He later takes to Twitter, vowing to keep the broad ruling coalition unified.
“Now isn’t the time to raise disputes that derail us,” the Peronist leader said in a Twitter thread, adding he’ll “continue guaranteeing the unity” of Frente de Todos.
There’s still time for another twist, however – reports begin to emerge that Fernández de Kirchner has called Guzmán directly to deny claims she is seeking to oust him from his post.
Vallejos’ leaked WhatsApp audio explodes online
Outgoing national deputy Fernanda Vallejos (Frente de Todos-Buenos Aires Province) poured fuel on the flames of the ruling coalition’s post-PASO crisis with strident criticism of President Alberto Fernández.
An 11-minute WhatsApp audio voice note, which Vallejos later admitted was made by her, quickly spread across social media on Thursday. In it, the deputy – a close ally of Buenos Aires Province Governor Axel Kicillof and Vice-President Cristina Fernández de Kirchner – described President Alberto Fernández as "sick and a squatter digging in" at the Casa Rosada, which she claimed he held "on loan" while surrounded by "useless people."
"We were all hoping that the sick squatter Alberto Fernández would last Monday be holding a press conference in an office with all the resignations on his table,” declared the ultra-Kirchnerite politician, claiming the president was “deaf as well as blind and never listened to anybody nor learned anything from Néstor [Kirchner] nor anybody,”
The recipient of the message was unnamed but reports suggested it was a leader with whom she often exchanges political analysis.
"He wants to conserve his core following of useless people who are all there occupying Casa Rosada offices on loan and have never done anything. There is no political leadership in the Cabinet because the Cabinet chief [Santiago Cafiero] is a clown," continued Vallejos, who complained: "Economic policy should have been subordinated to health policy and not to the reduction of the fiscal deficit to comply with the International Monetary Fund." Recalling how she questioned the previous president Mauricio Macri, she said: "How sad to have to say the same about somebody whom we made president."

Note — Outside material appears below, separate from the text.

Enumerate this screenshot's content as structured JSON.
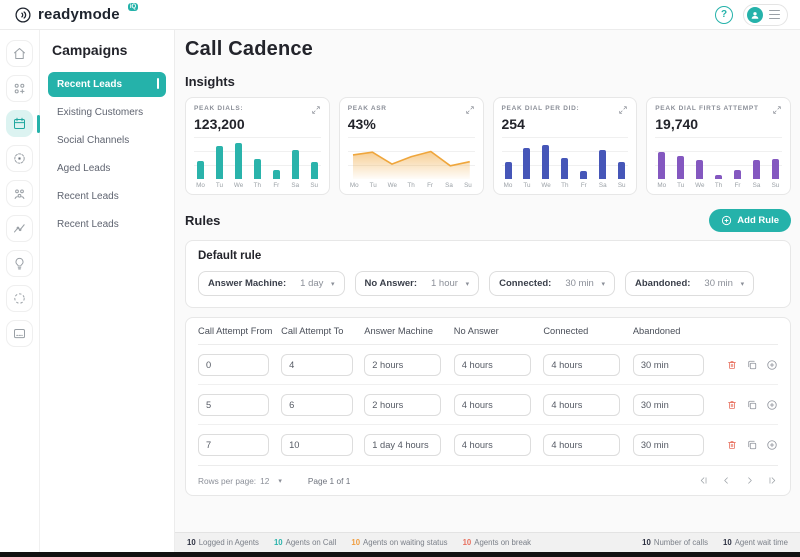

In the message in the midst of the crisis facing the government after its PASO primary defeat, the deputy repeated her criticisms: "He’s dug in at the Casa Rosada, a squatter. This government must be relaunched. It already belongs to the past, having failed until now. They handled the pandemic, now we must turn the page and begin a new government."

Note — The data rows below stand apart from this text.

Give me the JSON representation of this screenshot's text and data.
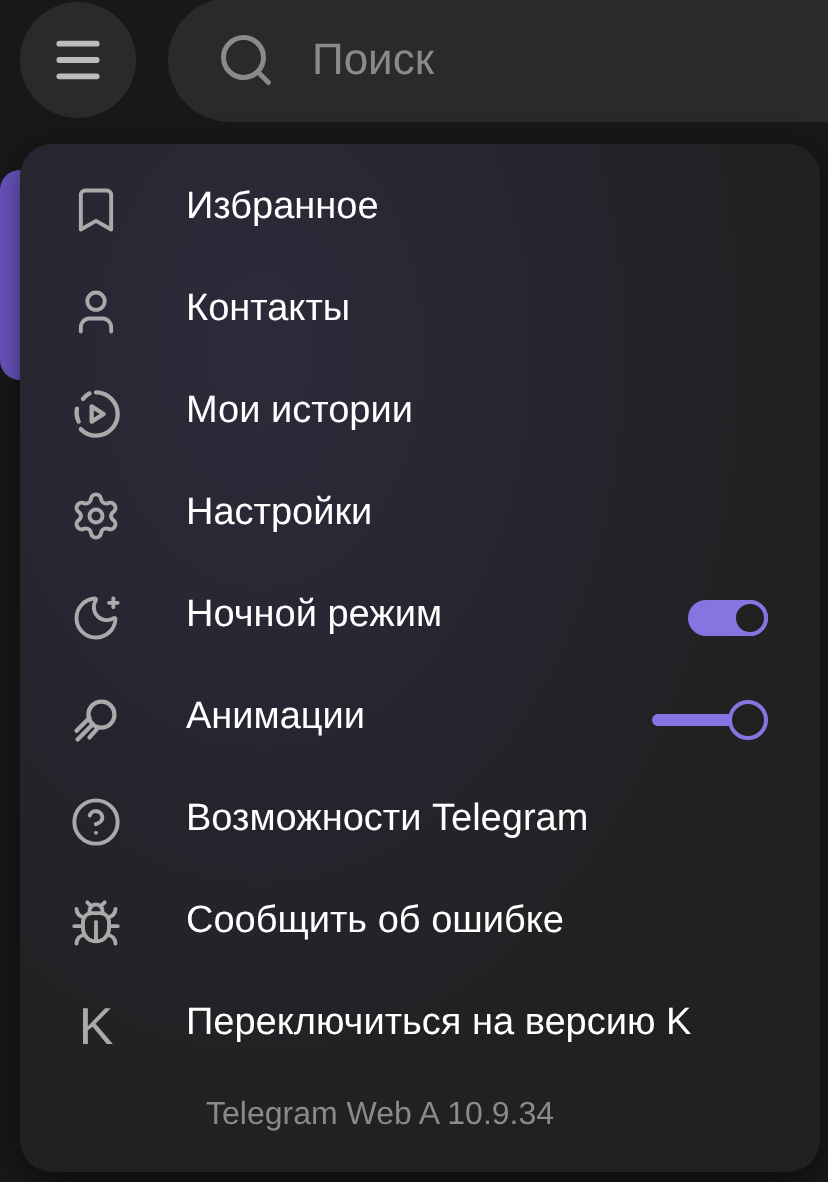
{
  "search": {
    "placeholder": "Поиск"
  },
  "menu": {
    "items": [
      {
        "kind": "link",
        "label": "Избранное"
      },
      {
        "kind": "link",
        "label": "Контакты"
      },
      {
        "kind": "link",
        "label": "Мои истории"
      },
      {
        "kind": "link",
        "label": "Настройки"
      },
      {
        "kind": "toggle",
        "label": "Ночной режим",
        "on": true
      },
      {
        "kind": "slider",
        "label": "Анимации",
        "level": 1
      },
      {
        "kind": "link",
        "label": "Возможности Telegram"
      },
      {
        "kind": "link",
        "label": "Сообщить об ошибке"
      },
      {
        "kind": "link",
        "label": "Переключиться на версию K",
        "glyph": "K"
      }
    ],
    "version": "Telegram Web A 10.9.34"
  }
}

Finally, she said: "The owner of the votes, the owner of legitimacy, the owner of popular support, the basis of this government and the person who placed him there is Cristina."
Vallejos later apologised to her “comrades” for her “inappropriate” expressions.
Cristina lets rip at Alberto
Heightening the extraordinary political crisis, on Thursday evening, Vice-President Cristina Fernández de Kirchner posts an open letter online entitled: ‘Como siempre… sinceramente.’ The astonishing intervention, which sparks so much traffic her website collapses, blasts the president without reservation.
She blames Fernández for the "political catastrophe" witnessed the previous Sunday and states that the loss is primarily down to the government's mistaken adoption of fiscal austerity.
"Do you seriously believe that it is not necessary, after such a defeat, to publicly present the resignations and that those in charge facilitate the president to reorganise his government?" the vice-president wrote, referring to a string of resignation offers from government officials who respond to her.
In meetings with the president ahead of the vote, Fernández de Kirchner said she repeatedly warned against spending cuts “that were negatively impacting economic activity and society, and which would undoubtedly have electoral consequences.” “I didn’t just tell him once, I got tired of saying it – and not just to the president,” she wrote. “The answer was always that it wasn’t like that, that I was mistaken and that, according to the polls, we were going to do ‘very well’ in the election.”
She closes by recalling that she chose the president to top their ticket in 2019 and calls on Fernández to “honour” the commitment they made.